The Purpose or ambition may be individual, familial, or social, and is realizable in a certain length of time. But the Mission has no such limitations as time. In other words, purpose or ambition may have an individualistic orientation, whereas the Mission will have a societal or wider orientation. However, both these orientations will have to be complementary to each other.

For illustration, let us consider a youngster who invents a computer-based instrument, and wants to obtain a patent. What returns does he expect?

His expectations will be that his invention be accepted, that it will get a patent, that it will pave the way to name and fame, and opportunity and cooperation to take up more large projects. With the money that the sale of the invention brings, he would want to buy a house, provide ample comforts for his parents, look after his children well, and have similar familial, social, and professional outcomes, all from that single patent. This is the Purpose (uddeśya) part of the “adhishthāna’’.  Apart from this immediate and Individual purpose, he has to have a Mission (dhyeya).

As overseas companies are dominant in the manufacture of computer-related products, the import of equipment is rather expensive, given the high costs imposed by the companies and the import duties on them. If the above-mentioned patent is obtained, these problems are ameliorated, and this leads to using of indigenous products thereby aiding self-reliance at a national level.

If an individual Indian obtains a patent in the hardware sector, it could inspire others, lead to a revolution where the Government will suitably make laws, provide the resources and so on, and result in India’s hardware sector grow to a level of being a supplier of hardware to the rest of the world in the next couple of decades. Thus, when many people with foresight try a variety of tasks, it will result in widespread changes, even globally. This is the Mission aspect that we should bear in mind.

The individual who attempts for copyright for his small product and has small material expectations thereupon must have a larger and longer Mission that has national or global ramifications. His clarity regarding how his personal gains help in the advancement of the mission, what to favor when there is conflict between his selfish goals and long-term missions, and similar considerations will constitute the (spaṣṭatā) rationality aspect of his resource handling. Thus, our adhishthāna has to have all three dimensions that are uddeśya, dhyeya & spaṣṭatā.

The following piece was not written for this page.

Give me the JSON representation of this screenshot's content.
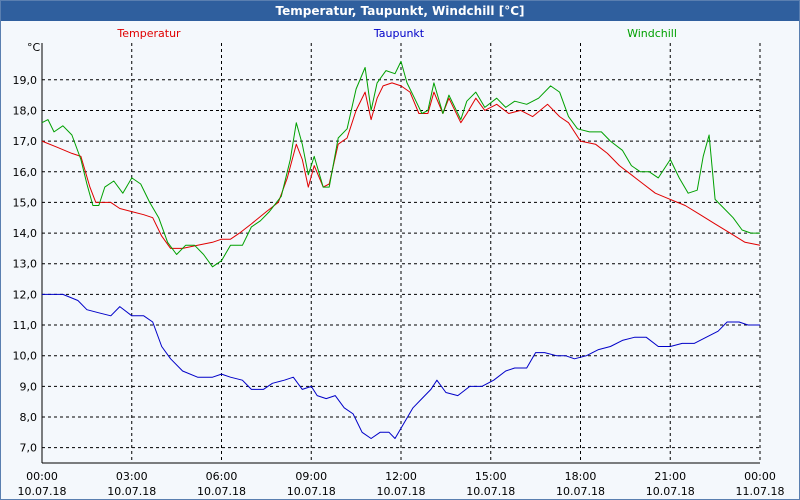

Approach or intention.  

Gurukulams may also study ancient shastras, not only with the intention of preserving ancient learning or celebrating the hoary past, but also to develop a vision about how to apply ancient knowledge suitably to future development. Whatever has no future utility is only of historical significance. Hence learning needs to be farsighted and clearsighted.

Thus, वस्तु, विषय& विचार /vastu, vishaya and vicāra (material, subjects and thoughts - are the three resources that are essential for the founding of a modern Gurukulam.